|US20040118949 *||Dec 23, 2002||Jun 24, 2004||Marks Kipley Roydon||Shower Nozzle|
|US20120247067 *||Mar 30, 2011||Oct 4, 2012||Podd Stephen D||Steam dispersion system for cargo containers|
|WO2014147593A1 *||Mar 21, 2014||Sep 25, 2014||Flsmidth A/S||A nozzle|
|U.S. Classification||239/590.3, 285/192, 239/600, 285/191, 261/DIG.76, 239/550, 261/118, 239/566|
|International Classification||F01D25/30, F24F6/18|
|Cooperative Classification||Y10S261/76, F24F6/18|
|Feb 13, 1998||AS||Assignment|
Owner name: EATON-WILLIAMS GROUP LIMITED, ENGLAND
Free format text: ASSIGNMENT OF ASSIGNORS INTEREST;ASSIGNOR:TURK, ROBIN P.;REEL/FRAME:008978/0893
Effective date: 19980106
|Feb 12, 2003||REMI||Maintenance fee reminder mailed|
|Jul 28, 2003||LAPS||Lapse for failure to pay maintenance fees|

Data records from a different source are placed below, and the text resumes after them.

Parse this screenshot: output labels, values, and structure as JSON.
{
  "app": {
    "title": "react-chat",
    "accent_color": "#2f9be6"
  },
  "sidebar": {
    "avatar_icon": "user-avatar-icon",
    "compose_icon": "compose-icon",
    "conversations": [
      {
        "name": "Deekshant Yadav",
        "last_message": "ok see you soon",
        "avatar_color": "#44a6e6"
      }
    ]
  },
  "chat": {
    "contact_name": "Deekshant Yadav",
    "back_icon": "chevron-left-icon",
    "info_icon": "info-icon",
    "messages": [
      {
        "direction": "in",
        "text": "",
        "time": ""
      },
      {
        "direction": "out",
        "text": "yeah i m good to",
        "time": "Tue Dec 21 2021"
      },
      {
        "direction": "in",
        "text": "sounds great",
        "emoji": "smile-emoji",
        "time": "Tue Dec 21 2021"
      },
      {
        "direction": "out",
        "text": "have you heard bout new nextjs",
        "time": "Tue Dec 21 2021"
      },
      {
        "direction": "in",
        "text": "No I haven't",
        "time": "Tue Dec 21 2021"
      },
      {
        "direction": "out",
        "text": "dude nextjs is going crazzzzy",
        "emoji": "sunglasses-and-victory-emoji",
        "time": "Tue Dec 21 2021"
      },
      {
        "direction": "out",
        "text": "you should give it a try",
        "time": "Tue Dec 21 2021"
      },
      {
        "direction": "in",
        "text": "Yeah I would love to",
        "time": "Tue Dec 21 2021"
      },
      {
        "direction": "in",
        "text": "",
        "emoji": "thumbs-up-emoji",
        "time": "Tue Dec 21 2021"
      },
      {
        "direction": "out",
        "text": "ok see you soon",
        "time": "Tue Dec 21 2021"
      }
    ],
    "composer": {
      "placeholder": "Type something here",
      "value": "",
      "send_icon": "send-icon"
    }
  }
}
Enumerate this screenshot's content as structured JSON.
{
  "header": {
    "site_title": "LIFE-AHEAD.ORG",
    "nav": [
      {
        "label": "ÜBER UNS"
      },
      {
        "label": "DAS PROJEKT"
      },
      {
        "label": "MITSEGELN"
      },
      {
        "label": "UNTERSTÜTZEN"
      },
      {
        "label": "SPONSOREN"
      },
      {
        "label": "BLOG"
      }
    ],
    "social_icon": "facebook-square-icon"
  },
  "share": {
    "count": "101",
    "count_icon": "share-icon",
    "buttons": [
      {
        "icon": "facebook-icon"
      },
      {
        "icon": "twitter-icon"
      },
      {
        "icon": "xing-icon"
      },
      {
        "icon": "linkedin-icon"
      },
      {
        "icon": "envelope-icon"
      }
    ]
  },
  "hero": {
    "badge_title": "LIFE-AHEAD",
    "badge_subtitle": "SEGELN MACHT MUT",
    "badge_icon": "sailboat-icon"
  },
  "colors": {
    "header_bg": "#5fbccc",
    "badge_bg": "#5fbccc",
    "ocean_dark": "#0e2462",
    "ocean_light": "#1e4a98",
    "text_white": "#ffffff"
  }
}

|Sep 23, 2003||FP||Expired due to failure to pay maintenance fee|
Effective date: 20030727